Who is the Worst Female Serial Killer In Recorded History
Yes, it is true, death is a woman living in Uganda Africa, The Programmer Credonia Mwerinde the worst mass religious murder in the world. Many of the worst serial killers recorded in history are women.
Who commited worst mass religious murders in the world and directed and planned the murders? Hint she is an African woman.
Death is a female from Uganda and her name is Credonia Mwerinde believed to be the worst mass religious murder in the world. Many of the worst serial killers recorded in history are women. Women who society tends to believe can’t engage in such dreadful activities as they are thought of as caregivers and kind.
|Mwerinde the Worst Female Serial Killer In Recorded History|
The Programmer Credonia Mwerinde
Credonia Mwerinde was believed to organize the death of at least 924 followers in the cult in a fire and mass killing that engulfed the secluded mountain church at Kanungu, Uganda. The mass murder is the largest religious sect mass murder in the world, the second largest is Jim Jones who led 912 followers to their deaths in Guyana in 1978.
Credonia Mwerinde was born in 1952 in Uganda was the leader of Ugandan Marianist cult of the Movement for the Restoration of the Ten Commandments located in Kunungu Uganda. While Mwerinde was officially only one of the cult's "12 Apostles,'' inside the sect she was known as "The Programmer'' and her power was unchallenged, says Therese Kibwetere, Joseph Kibwetere's estranged wife. "Whenever anything was to be done, it was Credonia,'' she said.
Predicting that the world would end with 1999, the cult crusaded for a return to a life according to the Ten Commandments, saying they were the only path to salvation. Through a 163-page manifesto, ''A Timely Message From Heaven: The End of the Present Times.'' cult leaders said they had received messages from the Virgin Mary, the manifesto contains sinister prophecies of famines and wars, of rivers turning to blood and of food turning to poison. The cult maintained fragile associations with Roman Catholicism, which is a strong force in Uganda.

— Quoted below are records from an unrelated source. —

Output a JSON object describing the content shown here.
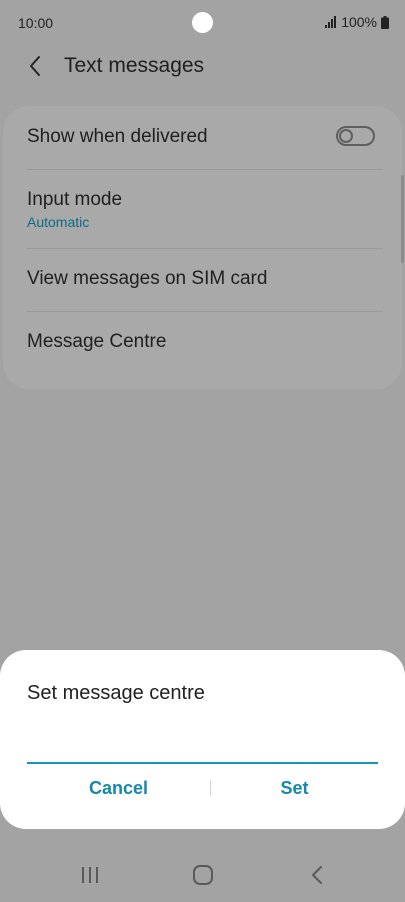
{
  "status_bar": {
    "time": "10:00",
    "battery_text": "100%",
    "icons": [
      "camera-cutout",
      "signal-icon",
      "battery-icon"
    ]
  },
  "header": {
    "title": "Text messages",
    "back_icon": "chevron-left-icon"
  },
  "settings": {
    "show_when_delivered": {
      "label": "Show when delivered",
      "toggle_on": false
    },
    "input_mode": {
      "label": "Input mode",
      "value": "Automatic"
    },
    "view_sim_messages": {
      "label": "View messages on SIM card"
    },
    "message_centre": {
      "label": "Message Centre"
    }
  },
  "dialog": {
    "title": "Set message centre",
    "input_value": "",
    "cancel_label": "Cancel",
    "set_label": "Set"
  },
  "navigation": {
    "icons": [
      "recents-icon",
      "home-icon",
      "back-icon"
    ]
  },
  "colors": {
    "accent": "#1688a8",
    "sublabel": "#0d6a86",
    "scrim": "#a3a3a3",
    "dialog_bg": "#ffffff"
  }
}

The cult's ranks swelled living in five compounds across Uganda with estimates of its peak membership of 4,000 people. To join, people were expected to sell off their possessions and turn over the considerable sums of money, say many relatives of those who perished at Kanungu. Kibwetere, Mwerinde and other sect leaders had predicted that the world would end last Dec. 31, 2000. When that did not happen, authorities believe members demanded the return of possessions they had surrendered to join the sect, rebelled and were slaughtered but this theory was believed false.
Credonia Mwerinde once led cult followers on an invasion of a relative’s land who had refused to join the cult; the cult burned down his banana plantation. All three of her brothers died off, one by one until she was the sole owner of the land that eventually became the cult's headquarters.

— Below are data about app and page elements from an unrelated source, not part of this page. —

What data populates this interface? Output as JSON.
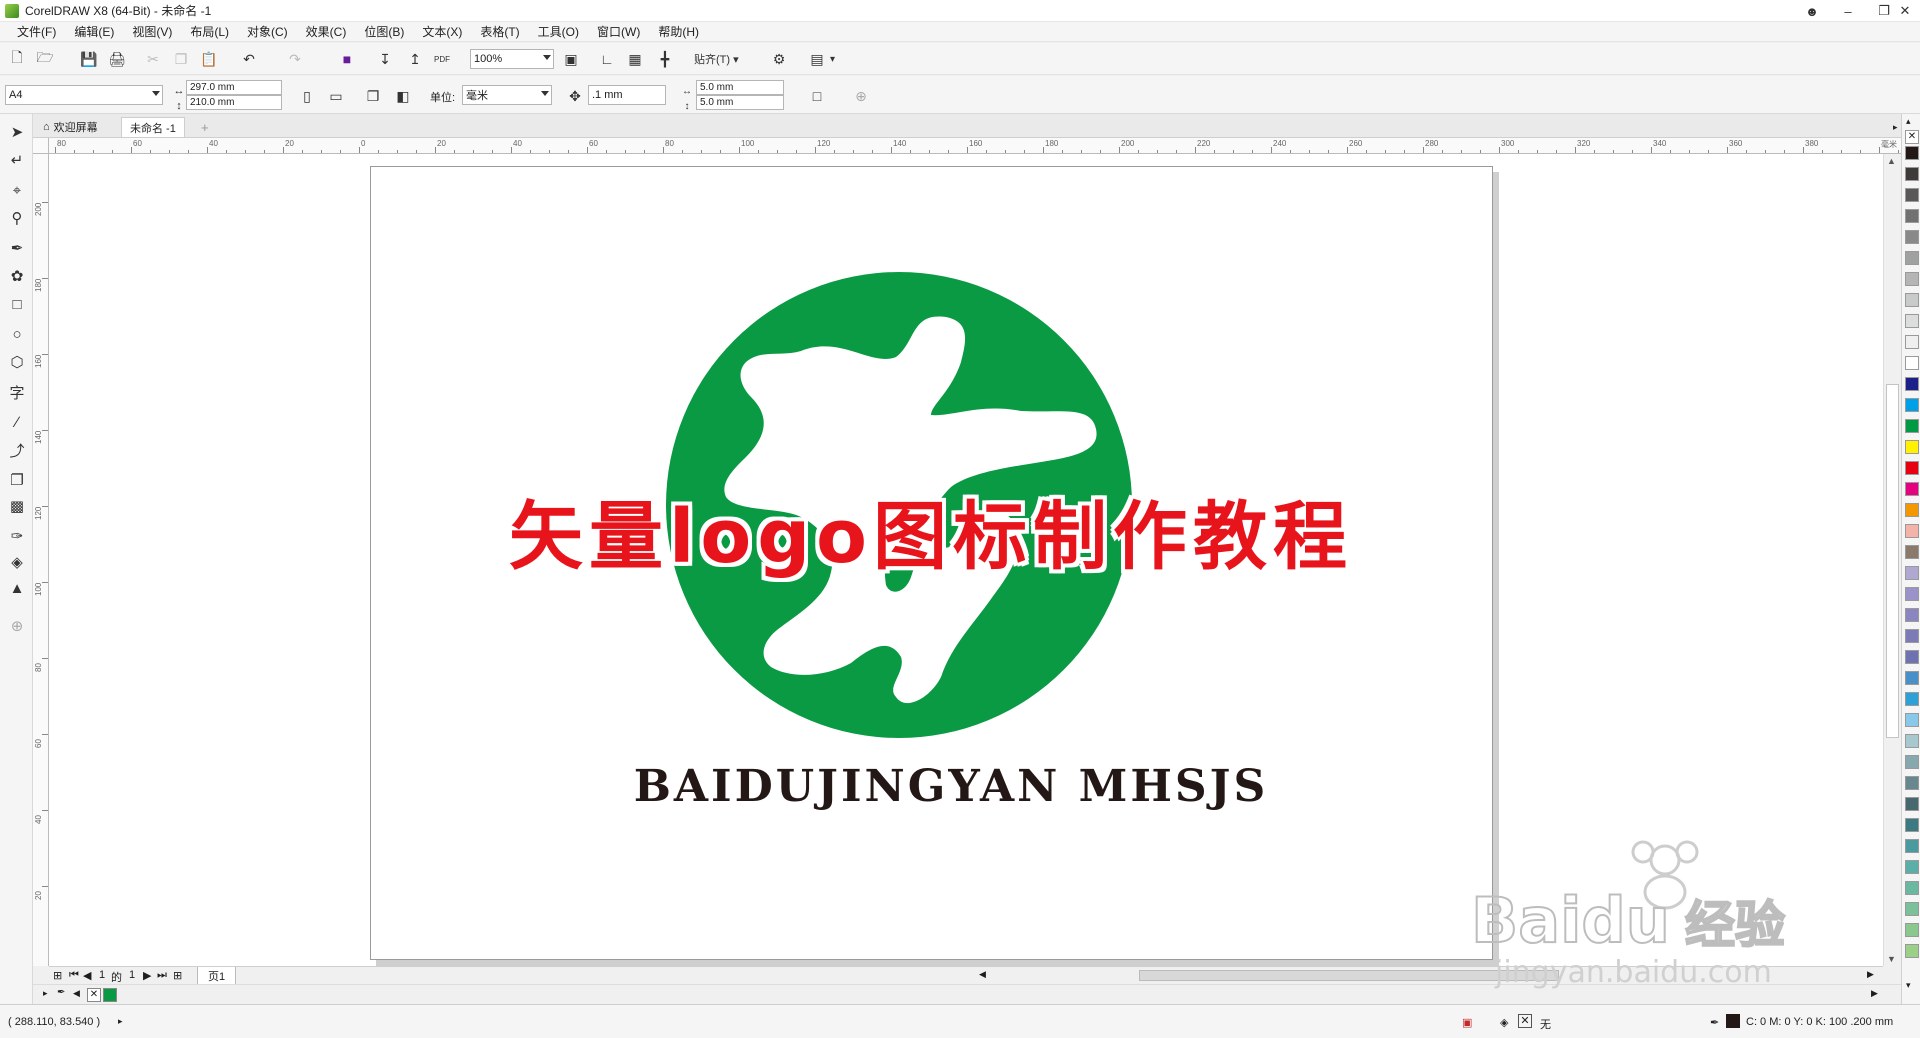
{
  "window": {
    "title": "CorelDRAW X8 (64-Bit) - 未命名 -1",
    "controls": [
      "restore-icon",
      "minimize-icon",
      "maximize-icon",
      "close-icon"
    ]
  },
  "menu": [
    "文件(F)",
    "编辑(E)",
    "视图(V)",
    "布局(L)",
    "对象(C)",
    "效果(C)",
    "位图(B)",
    "文本(X)",
    "表格(T)",
    "工具(O)",
    "窗口(W)",
    "帮助(H)"
  ],
  "toolbar": {
    "zoom": "100%",
    "snap_label": "贴齐(T)",
    "pdf_label": "PDF"
  },
  "propbar": {
    "paper_size": "A4",
    "width": "297.0 mm",
    "height": "210.0 mm",
    "units_label": "单位:",
    "units_value": "毫米",
    "nudge": ".1 mm",
    "dup_x": "5.0 mm",
    "dup_y": "5.0 mm"
  },
  "tabs": {
    "welcome": "欢迎屏幕",
    "document": "未命名 -1"
  },
  "ruler": {
    "h_labels": [
      "80",
      "60",
      "40",
      "20",
      "0",
      "20",
      "40",
      "60",
      "80",
      "100",
      "120",
      "140",
      "160",
      "180",
      "200",
      "220",
      "240",
      "260",
      "280",
      "300",
      "320",
      "340",
      "360",
      "380",
      "毫米"
    ],
    "v_labels": [
      "200",
      "180",
      "160",
      "140",
      "120",
      "100",
      "80",
      "60",
      "40",
      "20"
    ]
  },
  "artwork": {
    "headline": "矢量logo图标制作教程",
    "caption": "BAIDUJINGYAN MHSJS",
    "colors": {
      "logo_green": "#0a9a44",
      "headline_red": "#e8141c",
      "caption_dark": "#231815"
    }
  },
  "pagenav": {
    "current": "1",
    "of_label": "的",
    "total": "1",
    "page_tab": "页1"
  },
  "status": {
    "coords": "( 288.110, 83.540 )",
    "fill_none": "无",
    "outline": "C: 0 M: 0 Y: 0 K: 100  .200 mm"
  },
  "palette": [
    "#231815",
    "#3e3a39",
    "#595757",
    "#727171",
    "#898989",
    "#9fa0a0",
    "#b5b5b6",
    "#c9caca",
    "#dcdddd",
    "#efefef",
    "#ffffff",
    "#1d2088",
    "#00a0e9",
    "#009944",
    "#fff100",
    "#e60012",
    "#e4007f",
    "#f39800",
    "#f4b3a8",
    "#8a7a6b",
    "#b0a8d0",
    "#9a92c8",
    "#8c86c0",
    "#7d7ab8",
    "#6e72b0",
    "#4a90c8",
    "#2ea0d8",
    "#88c8e8",
    "#a8c8d0",
    "#88a8b0",
    "#688890",
    "#486870",
    "#3a7a80",
    "#4a9aa0",
    "#5ab0a8",
    "#6ab8a0",
    "#7ac098",
    "#8ac890",
    "#9ad088"
  ],
  "watermark": {
    "brand": "Baidu",
    "cn": "经验",
    "url": "jingyan.baidu.com"
  }
}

Followers had sworn absolute poverty, chastity, and obedience. The cult included defrocked former Catholic clergy. Catholic icons were prominent at the group's premises and a number of defrocked Catholic priests and nuns dominated its leadership. The cult's followers were drawn from south and central Uganda and from neighboring Rwanda.
She was reported to have killed hundreds of her followers early Monday morning on March 17, 2000, she locked her followers in a chapel, which faced Rugyeyo Mountain, all doors and windows were secured so that nobody could escape and then the building was set afire.
The remains of 530 people, mostly their bones and in some cases only their ashes lay massed at one end of the chapel. Virtually no one could be positively identified, and by Monday night, they had all been buried together in a grave. The fire was just the beginning; police discovered hundreds of bodies of the cult’s members in subsequent days.
Some of the victims appeared to have been stabbed or were strangled. Hundreds were children. Press reports put the police estimates of the overall death toll at 924, surpassing the 914 dead in Jamestown, Guyana, in the November 1978 mass suicide by members of the Peoples Temple. The body count was confirmed in April 2000 according to AP.
Officials discovered the bodies of six hefty men partly dissolved in sulfuric acid, the executioners, police theorized, who had carried out the massacres on Credonia Mwerinde orders. Five men had been poisoned to death and one killed by a blow to the head.
Most disturbing is that, were it not for the smell of rotting flesh, the murder of the last 600 cult members would have been dismissed as suicide, no investigation would have been launched and no mass graves would have been uncovered.
"It would have been the perfect murder," said investigator Eric Naigambi. Credonia, disappeared after the incident alongside Joseph Kibwetere, an excommunicated Roman Catholic Priest and yet to be found. The Ugandan government has declared Sunday, April 2 a national interdenominational prayer service day in memory of the hundreds of people who perished in the Kanungu mass murder.